Magnetospheres of hot Jupiters: hydrodynamic models and ultraviolet absorption
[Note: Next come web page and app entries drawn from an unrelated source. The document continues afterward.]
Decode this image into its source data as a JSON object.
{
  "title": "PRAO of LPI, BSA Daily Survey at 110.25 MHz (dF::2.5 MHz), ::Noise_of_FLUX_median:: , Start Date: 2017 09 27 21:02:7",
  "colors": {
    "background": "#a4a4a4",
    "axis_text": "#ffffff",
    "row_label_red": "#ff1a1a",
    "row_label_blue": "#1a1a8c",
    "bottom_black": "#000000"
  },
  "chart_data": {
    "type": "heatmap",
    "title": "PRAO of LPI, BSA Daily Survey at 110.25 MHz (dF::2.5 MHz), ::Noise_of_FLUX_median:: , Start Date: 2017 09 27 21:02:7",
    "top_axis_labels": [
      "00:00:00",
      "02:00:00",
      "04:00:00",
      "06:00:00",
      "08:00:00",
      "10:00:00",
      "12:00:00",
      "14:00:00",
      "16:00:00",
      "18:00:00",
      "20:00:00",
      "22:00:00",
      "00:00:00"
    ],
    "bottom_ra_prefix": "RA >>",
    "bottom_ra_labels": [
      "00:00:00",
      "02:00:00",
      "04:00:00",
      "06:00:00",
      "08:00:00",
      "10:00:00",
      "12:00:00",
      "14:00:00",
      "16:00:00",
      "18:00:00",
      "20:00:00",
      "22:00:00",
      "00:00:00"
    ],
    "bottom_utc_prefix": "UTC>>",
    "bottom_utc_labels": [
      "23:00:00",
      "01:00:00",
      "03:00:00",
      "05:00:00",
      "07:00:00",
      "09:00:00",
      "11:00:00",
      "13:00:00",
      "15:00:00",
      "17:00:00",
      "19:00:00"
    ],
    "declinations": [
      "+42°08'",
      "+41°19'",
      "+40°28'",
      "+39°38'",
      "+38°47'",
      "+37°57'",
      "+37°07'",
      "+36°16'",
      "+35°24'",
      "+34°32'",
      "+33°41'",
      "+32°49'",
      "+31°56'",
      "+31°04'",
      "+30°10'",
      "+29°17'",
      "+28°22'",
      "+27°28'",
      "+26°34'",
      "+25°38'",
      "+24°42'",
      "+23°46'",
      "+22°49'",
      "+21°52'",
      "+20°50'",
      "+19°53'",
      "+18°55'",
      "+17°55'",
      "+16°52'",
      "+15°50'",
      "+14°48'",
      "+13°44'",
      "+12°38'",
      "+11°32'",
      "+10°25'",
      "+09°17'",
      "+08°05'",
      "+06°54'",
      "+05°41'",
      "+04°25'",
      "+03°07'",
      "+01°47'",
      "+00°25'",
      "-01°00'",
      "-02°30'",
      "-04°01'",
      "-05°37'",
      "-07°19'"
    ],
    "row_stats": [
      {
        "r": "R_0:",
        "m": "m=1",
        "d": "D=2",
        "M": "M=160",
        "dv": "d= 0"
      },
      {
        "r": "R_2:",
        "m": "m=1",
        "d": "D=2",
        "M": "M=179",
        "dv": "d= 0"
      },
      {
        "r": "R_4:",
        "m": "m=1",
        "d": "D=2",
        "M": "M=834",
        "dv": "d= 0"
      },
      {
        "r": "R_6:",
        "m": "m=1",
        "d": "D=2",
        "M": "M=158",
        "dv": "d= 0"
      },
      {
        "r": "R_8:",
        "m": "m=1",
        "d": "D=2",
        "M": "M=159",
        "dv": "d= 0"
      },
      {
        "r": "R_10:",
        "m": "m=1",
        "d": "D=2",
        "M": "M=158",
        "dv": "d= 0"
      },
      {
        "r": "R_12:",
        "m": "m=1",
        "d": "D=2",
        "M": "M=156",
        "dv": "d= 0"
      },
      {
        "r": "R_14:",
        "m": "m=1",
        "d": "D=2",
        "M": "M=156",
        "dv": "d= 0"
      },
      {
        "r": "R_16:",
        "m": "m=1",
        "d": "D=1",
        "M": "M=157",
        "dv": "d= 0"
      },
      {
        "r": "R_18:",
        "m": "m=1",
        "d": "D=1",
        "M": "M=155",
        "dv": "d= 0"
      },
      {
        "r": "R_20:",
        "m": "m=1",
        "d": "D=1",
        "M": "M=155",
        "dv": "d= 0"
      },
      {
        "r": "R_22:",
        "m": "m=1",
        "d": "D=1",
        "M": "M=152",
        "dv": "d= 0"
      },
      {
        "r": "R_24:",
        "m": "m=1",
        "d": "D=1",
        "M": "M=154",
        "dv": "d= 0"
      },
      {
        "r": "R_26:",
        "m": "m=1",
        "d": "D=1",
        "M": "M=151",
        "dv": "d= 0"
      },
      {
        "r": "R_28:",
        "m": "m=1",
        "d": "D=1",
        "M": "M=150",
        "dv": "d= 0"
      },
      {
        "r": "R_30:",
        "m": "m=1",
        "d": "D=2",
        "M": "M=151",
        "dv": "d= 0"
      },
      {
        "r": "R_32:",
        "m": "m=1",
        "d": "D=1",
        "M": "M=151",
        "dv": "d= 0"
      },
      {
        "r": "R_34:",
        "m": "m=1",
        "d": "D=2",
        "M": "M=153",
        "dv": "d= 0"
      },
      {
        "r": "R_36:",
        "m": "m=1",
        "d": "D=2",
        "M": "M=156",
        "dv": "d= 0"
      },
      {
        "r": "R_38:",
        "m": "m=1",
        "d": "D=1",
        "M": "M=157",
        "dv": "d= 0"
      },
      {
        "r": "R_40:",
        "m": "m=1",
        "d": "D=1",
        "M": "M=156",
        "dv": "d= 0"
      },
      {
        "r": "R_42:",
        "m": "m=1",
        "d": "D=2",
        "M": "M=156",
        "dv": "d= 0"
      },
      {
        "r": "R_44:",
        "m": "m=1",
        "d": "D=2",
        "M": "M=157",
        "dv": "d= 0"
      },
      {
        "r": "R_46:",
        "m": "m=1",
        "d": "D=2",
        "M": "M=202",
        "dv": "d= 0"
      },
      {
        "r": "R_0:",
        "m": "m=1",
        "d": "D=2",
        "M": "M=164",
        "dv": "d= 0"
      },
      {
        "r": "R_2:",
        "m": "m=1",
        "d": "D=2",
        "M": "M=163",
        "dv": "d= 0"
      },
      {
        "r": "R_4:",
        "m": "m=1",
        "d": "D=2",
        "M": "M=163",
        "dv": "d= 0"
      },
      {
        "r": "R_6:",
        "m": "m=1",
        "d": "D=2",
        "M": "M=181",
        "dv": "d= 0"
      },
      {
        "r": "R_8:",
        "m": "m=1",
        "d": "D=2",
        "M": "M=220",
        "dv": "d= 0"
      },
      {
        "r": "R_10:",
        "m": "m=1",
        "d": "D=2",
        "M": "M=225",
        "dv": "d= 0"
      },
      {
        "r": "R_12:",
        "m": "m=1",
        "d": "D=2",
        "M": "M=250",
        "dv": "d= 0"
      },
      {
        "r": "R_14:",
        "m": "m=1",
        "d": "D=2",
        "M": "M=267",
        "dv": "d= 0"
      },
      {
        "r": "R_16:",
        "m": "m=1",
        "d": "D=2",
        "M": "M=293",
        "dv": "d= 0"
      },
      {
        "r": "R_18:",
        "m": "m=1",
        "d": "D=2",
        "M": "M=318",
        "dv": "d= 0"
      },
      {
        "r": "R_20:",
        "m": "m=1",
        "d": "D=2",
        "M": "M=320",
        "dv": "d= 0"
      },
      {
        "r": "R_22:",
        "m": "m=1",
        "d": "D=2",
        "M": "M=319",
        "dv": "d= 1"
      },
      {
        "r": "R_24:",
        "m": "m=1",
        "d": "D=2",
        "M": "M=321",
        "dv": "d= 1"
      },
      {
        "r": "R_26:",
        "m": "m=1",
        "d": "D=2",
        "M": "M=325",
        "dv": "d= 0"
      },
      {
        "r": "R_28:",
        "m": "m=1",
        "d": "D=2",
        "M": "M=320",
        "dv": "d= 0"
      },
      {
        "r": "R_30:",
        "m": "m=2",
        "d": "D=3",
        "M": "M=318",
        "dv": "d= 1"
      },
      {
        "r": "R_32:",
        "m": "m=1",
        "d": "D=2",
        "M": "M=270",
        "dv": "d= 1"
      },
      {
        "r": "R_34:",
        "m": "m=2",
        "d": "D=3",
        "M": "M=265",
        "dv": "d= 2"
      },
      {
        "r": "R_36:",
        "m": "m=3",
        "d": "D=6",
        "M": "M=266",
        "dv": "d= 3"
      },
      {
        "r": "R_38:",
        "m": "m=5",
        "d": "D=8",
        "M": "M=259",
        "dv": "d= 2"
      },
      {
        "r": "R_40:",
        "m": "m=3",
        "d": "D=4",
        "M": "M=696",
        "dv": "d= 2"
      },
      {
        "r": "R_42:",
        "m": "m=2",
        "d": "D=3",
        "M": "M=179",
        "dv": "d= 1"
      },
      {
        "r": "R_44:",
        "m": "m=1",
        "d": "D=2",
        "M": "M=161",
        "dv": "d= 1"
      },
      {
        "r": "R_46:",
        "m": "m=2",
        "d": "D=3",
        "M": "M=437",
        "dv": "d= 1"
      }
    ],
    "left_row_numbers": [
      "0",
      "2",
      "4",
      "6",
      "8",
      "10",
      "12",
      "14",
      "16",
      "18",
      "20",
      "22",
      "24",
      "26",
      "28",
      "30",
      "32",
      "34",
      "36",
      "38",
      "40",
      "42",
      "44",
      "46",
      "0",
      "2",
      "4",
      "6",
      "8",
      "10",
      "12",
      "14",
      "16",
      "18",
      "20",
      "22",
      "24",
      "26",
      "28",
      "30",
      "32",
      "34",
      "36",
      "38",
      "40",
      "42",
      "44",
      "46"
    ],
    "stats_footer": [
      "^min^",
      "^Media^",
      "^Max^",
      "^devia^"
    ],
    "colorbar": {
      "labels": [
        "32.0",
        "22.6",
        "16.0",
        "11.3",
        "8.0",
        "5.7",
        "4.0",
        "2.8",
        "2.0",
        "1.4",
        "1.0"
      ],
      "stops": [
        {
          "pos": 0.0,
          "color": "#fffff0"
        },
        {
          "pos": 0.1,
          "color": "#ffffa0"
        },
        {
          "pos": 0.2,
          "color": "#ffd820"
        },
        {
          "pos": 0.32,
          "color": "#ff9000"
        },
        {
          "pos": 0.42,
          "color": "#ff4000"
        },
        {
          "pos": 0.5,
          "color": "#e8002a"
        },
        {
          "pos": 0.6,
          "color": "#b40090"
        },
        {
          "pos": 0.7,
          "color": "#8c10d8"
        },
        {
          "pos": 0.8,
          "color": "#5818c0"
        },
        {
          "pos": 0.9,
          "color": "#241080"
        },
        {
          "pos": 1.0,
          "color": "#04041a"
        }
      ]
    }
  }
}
We present hydrodynamic simulations of stellar wind–magnetosphere interactions in hot Jupiters such as WASP-12b. For fiducial stellar wind rates, we find that a planetary magnetic field of a few G produces a large magnetospheric cavity, which is typically 6–9 planetary radii in size. A bow shock invariably forms ahead of the magnetosphere, but the pre-shock gas is only mildly supersonic (with typical Mach numbers of ≃1.6–1.8) so the shock is weak. This results in a characteristic signature in the ultraviolet (UV) light curve: a broad absorption feature that leads the optical transit by 10–20 per cent in orbital phase. The shapes of our synthetic light curves are consistent with existing observations of WASP-12b, but the required near-UV optical depth (τ ∼ 0.1) can only be achieved if the shocked gas cools rapidly. We further show that radiative cooling is inefficient, so we deem it unlikely that a magnetospheric bow shock is responsible for the observed near-UV absorption. Finally, we apply our model to two other well-studied hot Jupiters (WASP-18b and HD 209458b), and suggest that UV observations of more massive short-period planets (such as WASP-18b) will provide a straightforward test to distinguish between different models of circumplanetary absorption.